The picture submitted is of B. Walter Sherman who lived at the Lida Smith house from 1909 until his death in 1923 at which time the estate was executed by his two sons as executors of his will.  He also owned the “Drum Point Farm” and the photograph was taken there (photo courtesy of the late Nell Aeberle, former owner and resident of Drum Point Farm).

In an interview some years ago with “Miss Bootsie” Smith I learned some things about her including some things that as a young boy in the town I would not have known nor would have likely to have been discussed openly in front of me.  Miss Bootsie’s maiden name was Corkran.  I have some recollections of her mother who lived with her until her death at the age of 102.  Among her brothers was William O. Corkran who was a close friend, along with his wife Hazel, to my parents.

Miss Bootsie was a language teacher and my father’s older brother Russell was in one of her first classes, she being barely older than he. She taught at East New Market High School until its merger with other area small town High Schools to form North Dorchester High School.  The languages taught were Latin and French and her students included my older brother and sister and me. She retired at the end of my Junior year in high school in 1969.

In the course of the interview I discovered that she and Mr. Hamill (T. Hamill Smith, Sr.) had once owned the house that was then occupied by Medora and Lee Grey.  She and Medora had both been on faculty to together at the East New Market School.  They had clay tennis courts in the back of the house on which Medora and Evelyn her sister had played tennis with them. They had played cards and drank lemonade on the veranda. 
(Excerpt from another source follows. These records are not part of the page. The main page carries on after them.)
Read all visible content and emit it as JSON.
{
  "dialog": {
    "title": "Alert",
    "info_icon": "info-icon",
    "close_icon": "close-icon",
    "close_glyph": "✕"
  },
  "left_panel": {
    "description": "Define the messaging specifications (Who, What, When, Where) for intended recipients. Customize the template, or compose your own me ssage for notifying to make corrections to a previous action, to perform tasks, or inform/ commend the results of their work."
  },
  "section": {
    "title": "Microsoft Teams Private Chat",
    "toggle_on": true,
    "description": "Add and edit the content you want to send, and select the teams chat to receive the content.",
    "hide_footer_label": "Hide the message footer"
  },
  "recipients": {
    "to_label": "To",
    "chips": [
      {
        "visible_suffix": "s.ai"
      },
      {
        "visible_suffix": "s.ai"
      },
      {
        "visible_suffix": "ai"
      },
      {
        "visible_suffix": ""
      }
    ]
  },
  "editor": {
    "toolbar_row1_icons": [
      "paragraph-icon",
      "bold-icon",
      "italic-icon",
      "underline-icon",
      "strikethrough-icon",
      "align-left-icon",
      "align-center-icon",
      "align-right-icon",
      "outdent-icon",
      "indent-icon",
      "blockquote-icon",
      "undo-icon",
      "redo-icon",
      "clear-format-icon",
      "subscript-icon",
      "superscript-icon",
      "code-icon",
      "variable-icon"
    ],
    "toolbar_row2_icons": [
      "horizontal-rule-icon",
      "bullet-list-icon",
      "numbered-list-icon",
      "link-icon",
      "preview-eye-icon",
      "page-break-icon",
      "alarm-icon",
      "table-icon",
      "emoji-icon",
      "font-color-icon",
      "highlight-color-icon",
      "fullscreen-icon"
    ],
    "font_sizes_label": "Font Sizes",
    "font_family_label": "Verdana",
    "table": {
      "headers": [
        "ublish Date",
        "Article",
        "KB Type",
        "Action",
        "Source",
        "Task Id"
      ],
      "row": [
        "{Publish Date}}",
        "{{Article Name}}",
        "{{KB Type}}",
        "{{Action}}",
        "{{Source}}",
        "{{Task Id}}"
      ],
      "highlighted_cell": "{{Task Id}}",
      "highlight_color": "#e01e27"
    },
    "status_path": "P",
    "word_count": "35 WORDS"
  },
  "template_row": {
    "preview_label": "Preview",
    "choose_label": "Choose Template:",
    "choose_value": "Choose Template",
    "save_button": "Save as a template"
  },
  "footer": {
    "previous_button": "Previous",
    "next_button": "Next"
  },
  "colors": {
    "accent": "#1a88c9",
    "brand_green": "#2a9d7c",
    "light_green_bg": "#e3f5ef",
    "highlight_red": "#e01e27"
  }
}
While their relationship had been collegial it had not been necessarily congenial.  When Mr. Hamill lost the house in foreclosure it was during the depression.  He had been working at the local bank and lost his job due to the embezzlement of funds by his brother Marion from the same bank but at another branch in a neighboring town.
While they struggled, they were unable to hold onto the house.  And when the house went to auction in foreclosure Evelyn and her husband had bought it.  Medora and her husband lived there and Bootsie and Hamill had to find a new home and start over.  She felt that they had taken advantage of their misfortune to profit for themselves.